PhD Defense by Abishek Kasturi
School of Civil and Environmental Engineering
Ph.D. Thesis Defense Announcement
Capture of CO₂ Using Potassium Salts of Amino Acids and Guanidine-Based Ligands
By Abishek Kasturi
Dr. Sotira Yiacoumi (CEE)
Committee Members: Dr. Ameet Pinto (CEE), Dr. Costas Tsouris (CEE/Oak Ridge National Lab), Dr. Fani Boukouvala (ChBE), Dr. Radu Custelcean (Oak Ridge National Lab)
Date and Time: Monday, December 11th, 2023, at 10am
Location: Monday, December 11th, 2023, at 10am Zoom: https://gatech.zoom.us/j/98345225537?pwd=Tk13VlNFK1BMVGM2K0ZZZnZiaFVmQT09
Meeting ID: 983 4522 5537
The concentration of atmospheric CO₂ has been steadily increasing since the industrial revolution, posing a significant threat to the global climate. The well-established correlation between rising anthropogenic CO₂ levels and climate change necessitates urgent action to reduce global carbon emissions. To mitigate the potentially irreversible consequences of climate change, deploying technologies capable of capturing CO₂ from point source emissions and the atmosphere is crucial. This thesis addresses knowledge gaps in flue gas-based capture and direct air capture of CO₂, focusing on the use of aqueous amino acids and phase-changing guanidines as promising alternatives.
Amino acids and guanidines exhibit favorable kinetics, negligible volatility, and lower energy requirements for regeneration compared to commonly used materials. To advance carbon capture, comprehensive understanding of the thermodynamics, kinetics, regeneration energy requirements, scalability potential, and costs associated with large-scale implementation is essential. This research involves thermodynamic and kinetic measurements to identify rate-limiting steps and cyclic capacities of amino acid and guanidine-based materials for carbon capture. Differential scanning calorimetry (DSC) and Fourier transform infrared spectroscopy (FTIR) were employed to measure regeneration energy requirements, sensible heat, desorption enthalpy, and vaporization enthalpy.

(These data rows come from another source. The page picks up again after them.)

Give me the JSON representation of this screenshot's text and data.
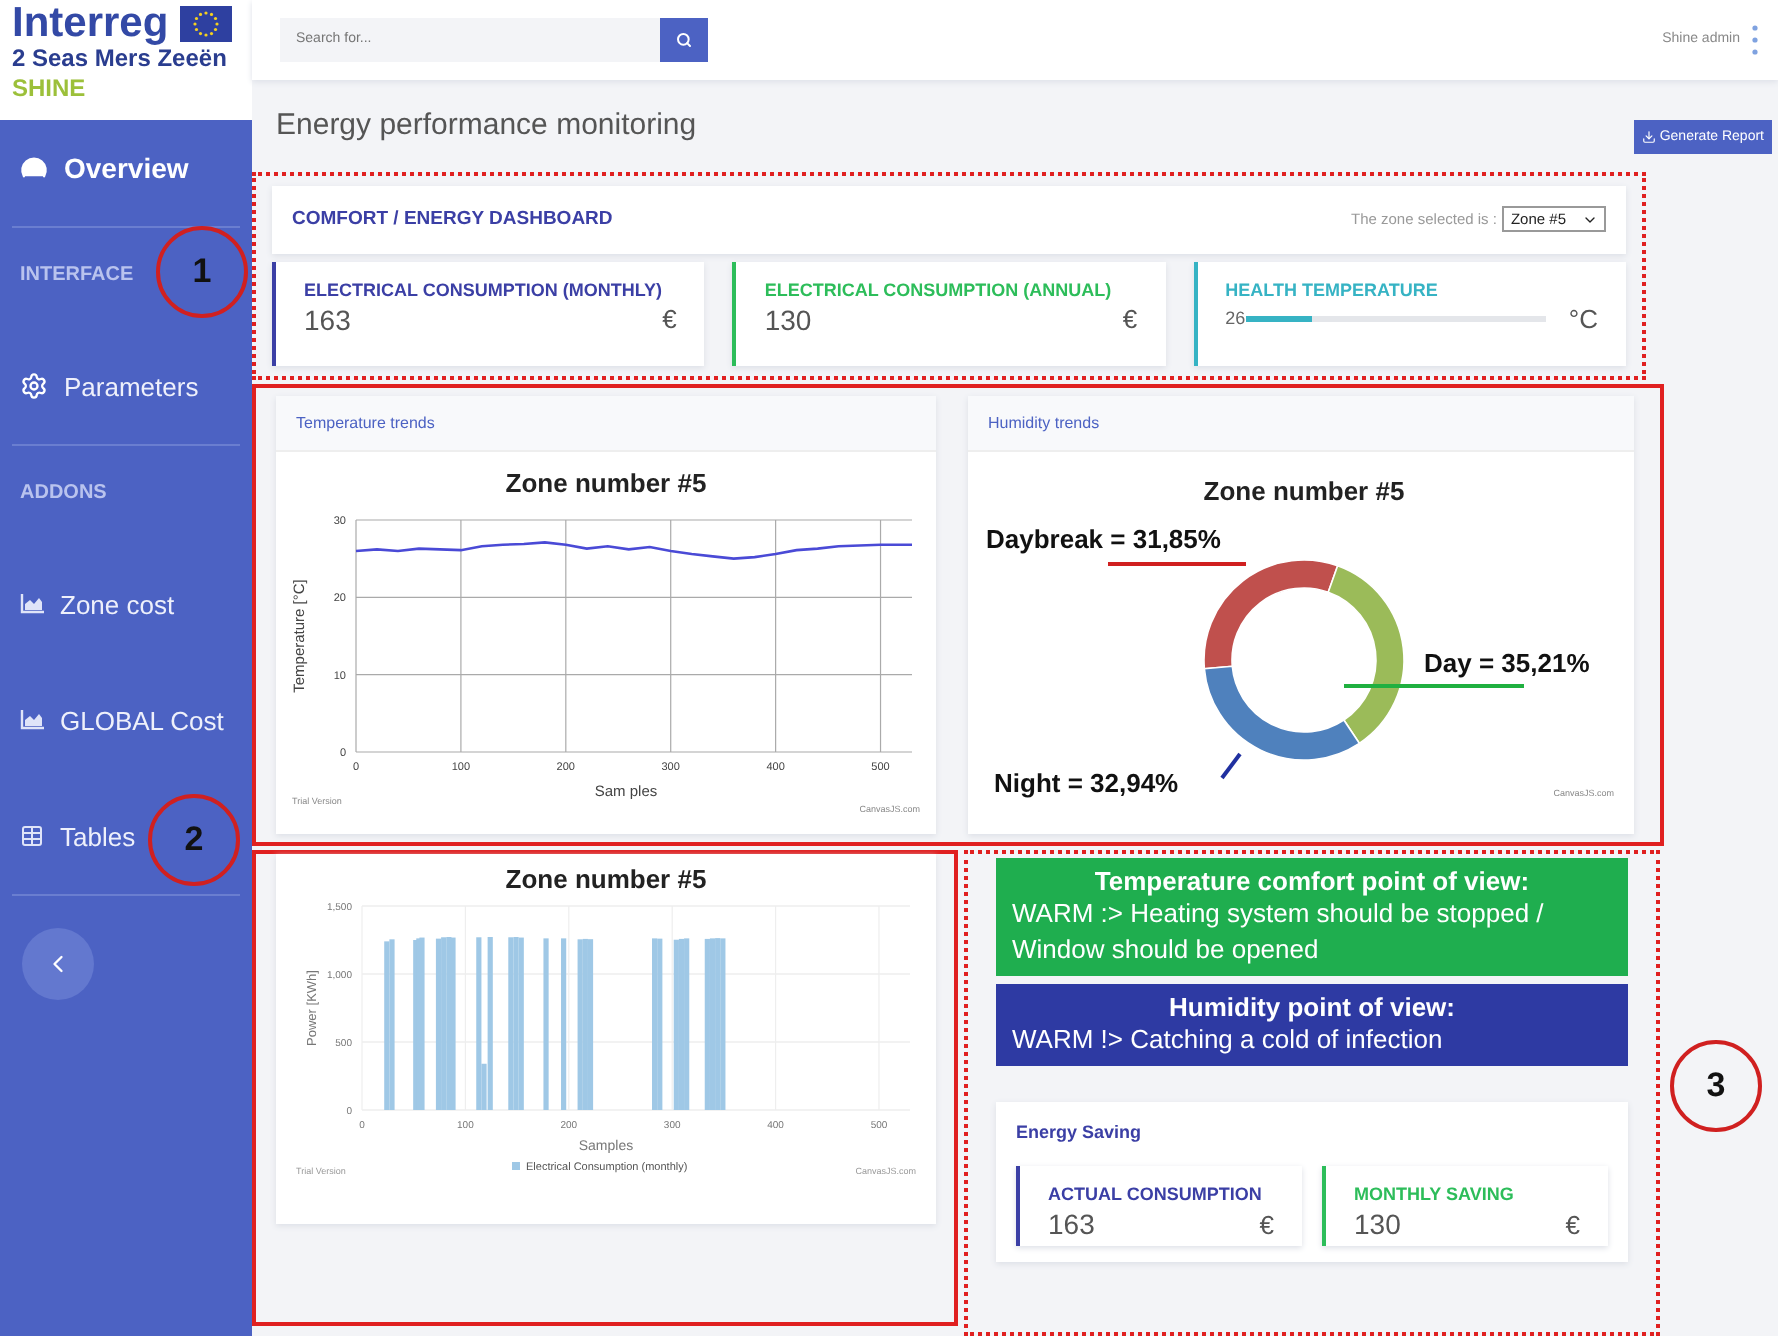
{
  "logo": {
    "brand": "Interreg",
    "program": "2 Seas Mers Zeeën",
    "project": "SHINE"
  },
  "sidebar": {
    "items": [
      {
        "kind": "link",
        "label": "Overview",
        "selected": true
      },
      {
        "kind": "section",
        "label": "INTERFACE"
      },
      {
        "kind": "link",
        "label": "Parameters",
        "selected": false
      },
      {
        "kind": "section",
        "label": "ADDONS"
      },
      {
        "kind": "link",
        "label": "Zone cost",
        "selected": false
      },
      {
        "kind": "link",
        "label": "GLOBAL Cost",
        "selected": false
      },
      {
        "kind": "link",
        "label": "Tables",
        "selected": false
      }
    ]
  },
  "topbar": {
    "search": {
      "placeholder": "Search for..."
    },
    "user": "Shine admin"
  },
  "page": {
    "title": "Energy performance monitoring",
    "action": "Generate Report"
  },
  "dashboard": {
    "title": "COMFORT / ENERGY DASHBOARD",
    "zone_label": "The zone selected is :",
    "zone": "Zone #5",
    "stats": [
      {
        "kind": "value",
        "label": "ELECTRICAL CONSUMPTION (MONTHLY)",
        "value": "163",
        "unit": "€",
        "color": "#3b3fa5"
      },
      {
        "kind": "value",
        "label": "ELECTRICAL CONSUMPTION (ANNUAL)",
        "value": "130",
        "unit": "€",
        "color": "#2dbd5a"
      },
      {
        "kind": "meter",
        "label": "HEALTH TEMPERATURE",
        "value": "26",
        "level": 0.22,
        "unit": "°C",
        "color": "#36b3c4"
      }
    ]
  },
  "temperature_trends": {
    "title": "Temperature trends",
    "footer_left": "Trial Version",
    "footer_right": "CanvasJS.com",
    "chart_data": {
      "type": "line",
      "title": "Zone number #5",
      "xlabel": "Sam ples",
      "ylabel": "Temperature [°C]",
      "x": [
        0,
        20,
        40,
        60,
        80,
        100,
        120,
        140,
        160,
        180,
        200,
        220,
        240,
        260,
        280,
        300,
        320,
        340,
        360,
        380,
        400,
        420,
        440,
        460,
        480,
        500,
        530
      ],
      "grid": true,
      "series": [
        {
          "color": "#4a4ad6",
          "values": [
            26,
            26.2,
            26,
            26.3,
            26.2,
            26.1,
            26.6,
            26.8,
            26.9,
            27.1,
            26.8,
            26.3,
            26.6,
            26.2,
            26.5,
            26,
            25.6,
            25.3,
            25,
            25.2,
            25.6,
            26.1,
            26.3,
            26.6,
            26.7,
            26.8,
            26.8
          ]
        }
      ],
      "xlim": [
        0,
        530
      ],
      "ylim": [
        0,
        30
      ],
      "xticks": [
        0,
        100,
        200,
        300,
        400,
        500
      ],
      "yticks": [
        0,
        10,
        20,
        30
      ]
    }
  },
  "humidity_trends": {
    "title": "Humidity trends",
    "footer_right": "CanvasJS.com",
    "chart_data": {
      "type": "donut",
      "title": "Zone number #5",
      "series": [
        {
          "values": [
            31.85,
            35.21,
            32.94
          ]
        }
      ],
      "colors": [
        "#c0504d",
        "#9bbb59",
        "#4f81bd"
      ],
      "annotations": [
        "Daybreak = 31,85%",
        "Day = 35,21%",
        "Night = 32,94%"
      ]
    }
  },
  "consumption": {
    "footer_left": "Trial Version",
    "footer_right": "CanvasJS.com",
    "chart_data": {
      "type": "bar",
      "title": "Zone number #5",
      "xlabel": "Samples",
      "ylabel": "Power [KWh]",
      "x": [
        24,
        29,
        52,
        55,
        58,
        74,
        79,
        84,
        88,
        113,
        118,
        124,
        144,
        149,
        154,
        178,
        195,
        211,
        216,
        221,
        283,
        288,
        304,
        309,
        314,
        334,
        339,
        344,
        349
      ],
      "grid": true,
      "series": [
        {
          "name": "Electrical Consumption (monthly)",
          "color": "#9fc8e6",
          "values": [
            1240,
            1255,
            1250,
            1262,
            1268,
            1260,
            1270,
            1272,
            1268,
            1270,
            340,
            1272,
            1270,
            1272,
            1268,
            1262,
            1262,
            1255,
            1258,
            1256,
            1262,
            1260,
            1252,
            1258,
            1262,
            1258,
            1262,
            1264,
            1262
          ]
        }
      ],
      "xlim": [
        0,
        530
      ],
      "ylim": [
        0,
        1500
      ],
      "xticks": [
        0,
        100,
        200,
        300,
        400,
        500
      ],
      "yticks": [
        0,
        500,
        {
          "value": 1000,
          "label": "1,000"
        },
        {
          "value": 1500,
          "label": "1,500"
        }
      ]
    }
  },
  "advice": [
    {
      "title": "Temperature comfort point of view:",
      "text": "WARM :> Heating system should be stopped / Window should be opened",
      "color": "#1fae4f"
    },
    {
      "title": "Humidity point of view:",
      "text": "WARM !> Catching a cold of infection",
      "color": "#2e3aa3"
    }
  ],
  "energy_saving": {
    "title": "Energy Saving",
    "stats": [
      {
        "label": "ACTUAL CONSUMPTION",
        "value": "163",
        "unit": "€",
        "color": "#3b3fa5"
      },
      {
        "label": "MONTHLY SAVING",
        "value": "130",
        "unit": "€",
        "color": "#2dbd5a"
      }
    ]
  },
  "callouts": [
    "1",
    "2",
    "3"
  ]
}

Process-scale up potential was explored by intensifying the amino acid loading and guanidine crystallization steps. A novel gas-liquid contactor with high specific surface area, good wettability, high corrosion resistance, and moderate pressure drop was developed to enhance process intensification. Additionally, a technoeconomic analysis, based on experimental data and ASPEN modeling, estimated the energy requirements and costs of a scaled-up 1 Mt CO₂ direct air capture facility.
The information presented in this thesis is instrumental for implementing solvent-based carbon capture technologies, contributing to the global effort to combat climate change.

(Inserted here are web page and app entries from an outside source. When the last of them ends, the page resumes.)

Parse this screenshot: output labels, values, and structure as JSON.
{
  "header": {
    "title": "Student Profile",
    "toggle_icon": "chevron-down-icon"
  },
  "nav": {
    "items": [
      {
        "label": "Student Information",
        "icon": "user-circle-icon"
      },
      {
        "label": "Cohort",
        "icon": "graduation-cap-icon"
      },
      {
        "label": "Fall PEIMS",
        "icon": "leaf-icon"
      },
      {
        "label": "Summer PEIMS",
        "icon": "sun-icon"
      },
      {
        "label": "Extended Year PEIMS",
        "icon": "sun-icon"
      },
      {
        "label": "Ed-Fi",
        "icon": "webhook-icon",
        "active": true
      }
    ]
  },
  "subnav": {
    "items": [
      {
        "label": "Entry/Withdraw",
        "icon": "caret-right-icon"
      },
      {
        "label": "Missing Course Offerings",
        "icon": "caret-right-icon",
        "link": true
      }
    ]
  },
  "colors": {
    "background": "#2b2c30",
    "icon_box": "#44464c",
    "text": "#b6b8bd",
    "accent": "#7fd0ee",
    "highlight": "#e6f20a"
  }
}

- Workflow Status:Published
- Created By:Tatianna Richardson
- Modified By:Tatianna Richardson